Below is Kristine Mooso’s first-hand account of conditions in San Juan.
As members of the NATCA CISM (Critical Incident Stress Management) team, Kristen Laubach and I were asked to assist in Puerto Rico last week. Hurricanes Irma and Maria caused devastation to many Caribbean Islands, and while I have deployed for multiple debriefs and grief counseling sessions, this one will change my life.
While respecting the confidentiality of our members, I would like to share my experiences. Our members are doing their best to cope with fear and exhaustion. In many cases it would be fair to say that they were beyond exhausted. The strain of ensuring their families were safe and secure coupled with the need to accomplish their respective FAA jobs has placed great pressure not just on the members but on their families as well. Don’t be misled by the fact that Puerto Rico is not at the forefront of our evening news. Repairs are desperately needed and will require months of continued effort.
Looting and crimes against individuals have increased significantly and in some cases, shootings are becoming routine occurrence. Since the power outage is so extensive, it’s unsafe to be out at night. Outside of San Juan, there are no red lights, no street lights, very few businesses are open. Cell phone service is limited at best. We stayed on the east side of the island; I can’t imagine going west.

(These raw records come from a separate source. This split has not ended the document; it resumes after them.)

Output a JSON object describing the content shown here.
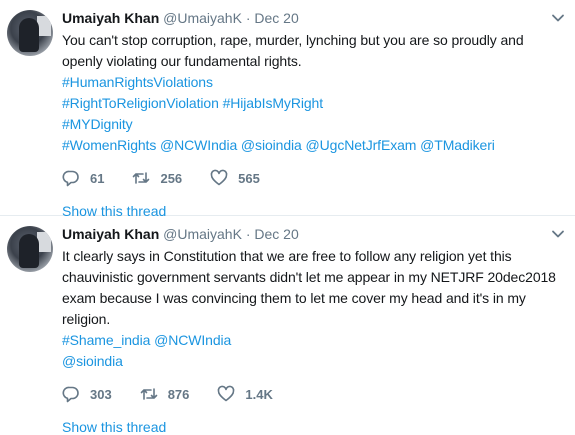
{
  "tweets": [
    {
      "author": {
        "name": "Umaiyah Khan",
        "handle": "@UmaiyahK"
      },
      "separator": "·",
      "date": "Dec 20",
      "text_lines": [
        "You can't stop corruption, rape, murder, lynching but you are so proudly and",
        "openly violating our fundamental rights."
      ],
      "link_lines": [
        "#HumanRightsViolations",
        "#RightToReligionViolation #HijabIsMyRight",
        "#MYDignity",
        "#WomenRights @NCWIndia @sioindia @UgcNetJrfExam @TMadikeri"
      ],
      "replies": "61",
      "retweets": "256",
      "likes": "565",
      "thread_link": "Show this thread"
    },
    {
      "author": {
        "name": "Umaiyah Khan",
        "handle": "@UmaiyahK"
      },
      "separator": "·",
      "date": "Dec 20",
      "text_lines": [
        "It clearly says in Constitution that we are free to follow any religion yet this",
        "chauvinistic government servants didn't let me appear in my NETJRF 20dec2018",
        "exam because I was convincing them to let me cover my head and it's in my",
        "religion."
      ],
      "link_lines": [
        "#Shame_india @NCWIndia",
        "@sioindia"
      ],
      "replies": "303",
      "retweets": "876",
      "likes": "1.4K",
      "thread_link": "Show this thread"
    }
  ],
  "icons": {
    "reply": "reply-icon",
    "retweet": "retweet-icon",
    "like": "heart-icon",
    "more": "chevron-down-icon"
  },
  "colors": {
    "link": "#1b95e0",
    "secondary": "#657786",
    "text": "#14171a",
    "divider": "#e6ecf0"
  }
}
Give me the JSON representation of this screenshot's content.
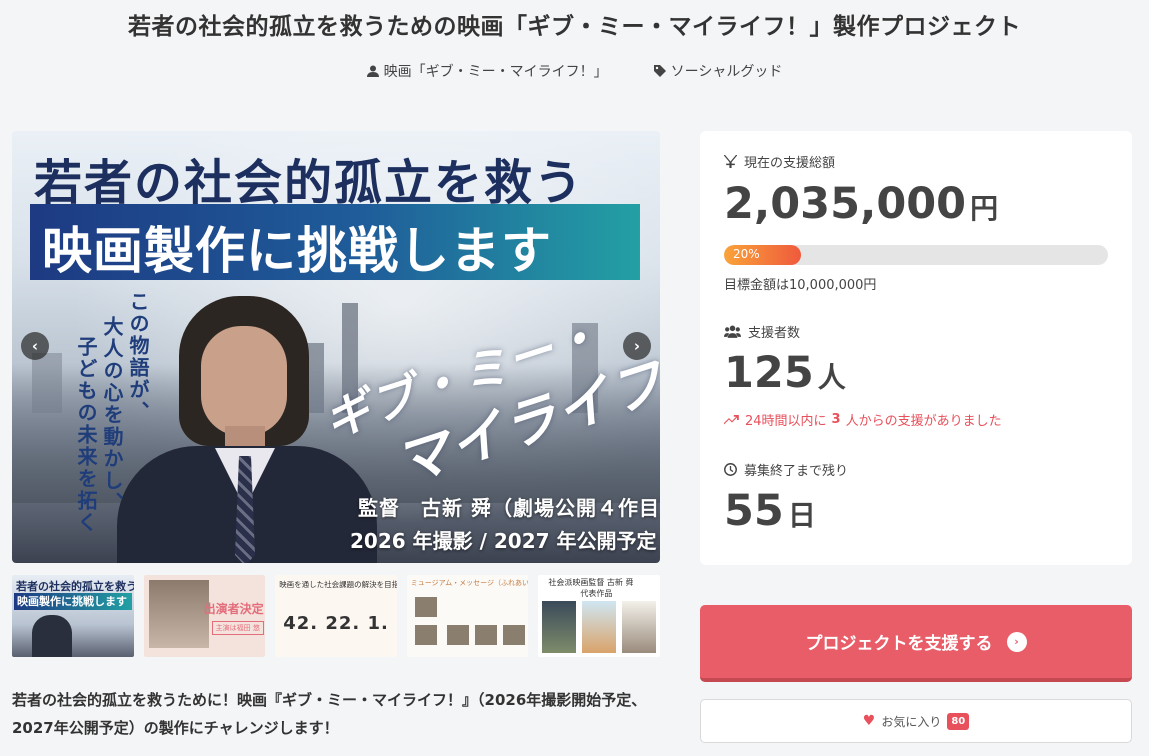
{
  "page": {
    "title": "若者の社会的孤立を救うための映画「ギブ・ミー・マイライフ！」製作プロジェクト",
    "author": "映画「ギブ・ミー・マイライフ！」",
    "category": "ソーシャルグッド",
    "description": "若者の社会的孤立を救うために！映画『ギブ・ミー・マイライフ！』（2026年撮影開始予定、2027年公開予定）の製作にチャレンジします！"
  },
  "hero": {
    "headline1": "若者の社会的孤立を救う",
    "headline2": "映画製作に挑戦します",
    "vertical_col1": "この物語が、",
    "vertical_col2": "大人の心を動かし、",
    "vertical_col3": "子どもの未来を拓く",
    "logo_line1": "ギブ・ミー・",
    "logo_line2": "マイライフ!",
    "director": "監督　古新 舜（劇場公開４作目）",
    "schedule": "2026 年撮影 / 2027 年公開予定",
    "prev_label": "‹",
    "next_label": "›"
  },
  "thumbnails": [
    {
      "title": "若者の社会的孤立を救う",
      "banner": "映画製作に挑戦します"
    },
    {
      "label": "出演者決定",
      "sub": "主演は福田 悠"
    },
    {
      "header": "映画を通した社会課題の解決を目指して",
      "numbers": "42. 22. 1."
    },
    {
      "header": "ミュージアム・メッセージ（ふれあいできること）"
    },
    {
      "header": "社会派映画監督 古新 舜",
      "header2": "代表作品"
    }
  ],
  "stats": {
    "total_label": "現在の支援総額",
    "total_value": "2,035,000",
    "total_unit": "円",
    "progress_percent": 20,
    "progress_label": "20%",
    "target_text": "目標金額は10,000,000円",
    "backers_label": "支援者数",
    "backers_value": "125",
    "backers_unit": "人",
    "trend_prefix": "24時間以内に",
    "trend_count": "3",
    "trend_suffix": "人からの支援がありました",
    "remaining_label": "募集終了まで残り",
    "remaining_value": "55",
    "remaining_unit": "日"
  },
  "actions": {
    "support_label": "プロジェクトを支援する",
    "support_arrow": "›",
    "favorite_label": "お気に入り",
    "favorite_count": "80"
  },
  "colors": {
    "accent": "#e85d68",
    "trend": "#e8505b",
    "progress_start": "#f9a33a",
    "progress_end": "#ef5a3c"
  },
  "icons": [
    "user-icon",
    "tag-icon",
    "yen-icon",
    "users-icon",
    "trend-up-icon",
    "clock-icon",
    "heart-icon",
    "arrow-circle-icon"
  ]
}
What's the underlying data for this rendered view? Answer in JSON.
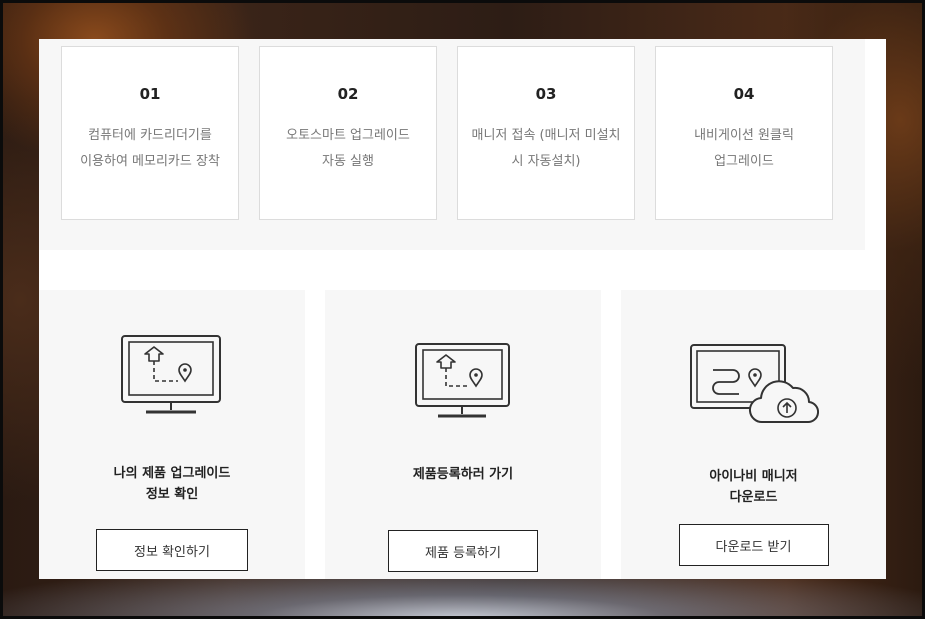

I flew in and noticed the tarp-covered roofs. I listened to the gentleman behind me point out his town with tears rolling down his cheek. It was the quietest arrival I have ever experienced. Little did I know, although it seemed normal, the entire tower is being operated on a generator; one single generator. A generator that one of our technicians must put fuel in regularly to keep our air traffic system running.
I drove to our hotel, open only for relief personnel, where many FEMA (Federal Emergency Management Agency) and Security volunteers stayed. The destruction was obvious upon driving down the airport exit.
Damaged trees, damaged buildings, electricity was gone — power-lines crossed roads, cars were on the side of the road stopped to get some cell service, waiting lines existed at the gas stations.
The community-family connection is fortunately very strong in Puerto Rico. Neighbors are checking on one another, friends and family are reminders of the love shared. Devastation solidified a unity of sorts, but each of them has their own story, their own experiences.
Thank you for what NATCA has done already and what they will continue to do. Please know that many appreciate it. Unfortunately, it hasn’t been enough. Our members need your help. NATCA established the NATCA Disaster Relief Fund in an effort to help our members when a disaster hits. If you have not donated yet, please do. If you already have, please consider donating more. Our members, our families need our help. The deliveries of supplies are making a difference and allowing one less worry for each of them. You can also fill out an automatic payroll deduction to provide vital relief to our NATCA family in the Caribbean.
NATCA CISM team members are trained to facilitate a peer-based interaction to provide our members the support needed to return to functioning normal. We are paired with an EAP contracted clinician and we visit facilities that have experienced traumatic events. Feel free to reach out to either EAP or NATCA CISM for any needs you may have. Someone is always available for confidential conversation. Our NATCA CISM hotline number is 1-202- 505-CISM or to reach EAP, call 1-800-234- 1327.